Paul Craig Roberts: For His Body of Work.
This guy, Roberts, used to be a top Reaganite and editor for The Wall Street Journal. Now, due to his apostasy, he is restricted by the MSM to the Internet. Roberts rants up a shitstorm, like a jilted lover, about how Criminals Control the Executive Branch and how Fanatics Control US Foreign Policy. Seems Paul had his Road to Damascus moment some time ago and since then has been kicking ass and naming names.
Paul Joseph Watson: For His Body of Work.
Twenty-four year old British editor/writer of Prisonplanet.com, Watson writes daily, sometimes several items per day, about conspiracies and other New World Order-inspired crimes. Curiously, Watson spreads the word on My Space, that billion dollar acquisition of the Duke of Darkness, Rupert Murdoch. (Wonder if Murdoch knows?) Watson's site is blog.myspace.com/pauljosephwatson. Watson keeps me informed of that other evil twin, Tony Blair, and those other false flag terrorist operations, like the London bombings of 7/7.
Daniel Hopsicker: For His Body of Work.
Hopsicker has a lot of cojones. He lives in south Florida and tries to do what the highly paid presstitutes (a Sherman Skolnick description)--reporters who work for the huge dailies--should be doing but don't. Hopsicker delves into stuff that is unbelievable even to me, and I believe just about any government shenanigans (mistakenly called conspiracies). Daniel blogs for his site, www.madcowprod.com and fingered the US government early for their close connection to the 19 alleged Islamic hijackers and revealing the name of that G-string jihadist, Mohamed Atta's stripper girlfriend. Hopsicker served as the namesake of my fictional newsman (Daniel Pilgrim) in my novel The Guns of Dallas. I admire Hopsicker for digging up the dirt and delving into the shifty characters behind the 911 plot. And he does this from his parent's home. Here is a link: Chapter One of "Welcome To Terrorland"

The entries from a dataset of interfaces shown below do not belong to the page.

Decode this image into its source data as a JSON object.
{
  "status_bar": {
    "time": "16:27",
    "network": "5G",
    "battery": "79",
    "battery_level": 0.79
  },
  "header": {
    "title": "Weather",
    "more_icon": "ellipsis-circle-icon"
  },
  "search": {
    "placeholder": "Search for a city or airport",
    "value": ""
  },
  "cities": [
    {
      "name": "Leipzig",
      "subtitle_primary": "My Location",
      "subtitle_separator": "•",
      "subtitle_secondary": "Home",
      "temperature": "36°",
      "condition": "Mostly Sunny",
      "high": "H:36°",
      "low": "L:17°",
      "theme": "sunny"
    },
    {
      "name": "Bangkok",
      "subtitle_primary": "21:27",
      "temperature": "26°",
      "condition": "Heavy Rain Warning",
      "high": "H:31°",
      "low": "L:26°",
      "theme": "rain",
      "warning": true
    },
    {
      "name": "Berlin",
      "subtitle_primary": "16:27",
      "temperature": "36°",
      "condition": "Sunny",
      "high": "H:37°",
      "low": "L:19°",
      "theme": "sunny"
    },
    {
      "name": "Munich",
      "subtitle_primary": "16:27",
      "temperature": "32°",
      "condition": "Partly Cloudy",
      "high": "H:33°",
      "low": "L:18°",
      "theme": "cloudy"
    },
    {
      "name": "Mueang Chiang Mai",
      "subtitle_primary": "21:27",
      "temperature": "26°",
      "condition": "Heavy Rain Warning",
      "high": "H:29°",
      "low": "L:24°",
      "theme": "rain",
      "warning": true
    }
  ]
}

Scarlet Pumpernickel: For His Body of Work.
The nom de plume of the Freewayblogger, that daring character who single-handedly keeps southern California amused and enlightened with his signage to counteract the Neocon crime family. Due to his one man efforts, SP has inspired many emulators, all over the country. You may see examples of his work at www.freewayblogger.com. My favorite is the image of that black-clad Abu Gharaib prisoner with the bold sign: The War Is Over (we lost). I imagine several hundred thousand people see his work every day, and it counters the highly paid propaganda shills on FOX, MSNBC or the syndicated columnists. I chose the Freewayblogger because he is just a regular guy who puts himself out there, risking arrest or a punch in the nose. Taking to the streets to take back this country.
Now: The Prize.
Since I could not afford to design and produce gold-plated statuettes, I decide the next best thing was to award the winners of the Liberty Internet Awards a Liberty. So after talking with the creator of the Liberty Dollar, one Bernard von Nothaus, I bought five brilliant Liberties at cost and will present them to the winners. Next year the LIA will come with thick silver chain, so the winners may wear them, around their necks, like hip hop stars. Maybe in five or ten years, I'll create a facsimile of the Oscar statuette.
I apologize to the THOUSANDS of equally DEDICATED Internet writers, editors and researchers who man the barricades of the last bastion of free speech. I wish that I could afford a thousand Liberties. I would award them all to you. Now, to the barricades: the sword, keyboard and the street.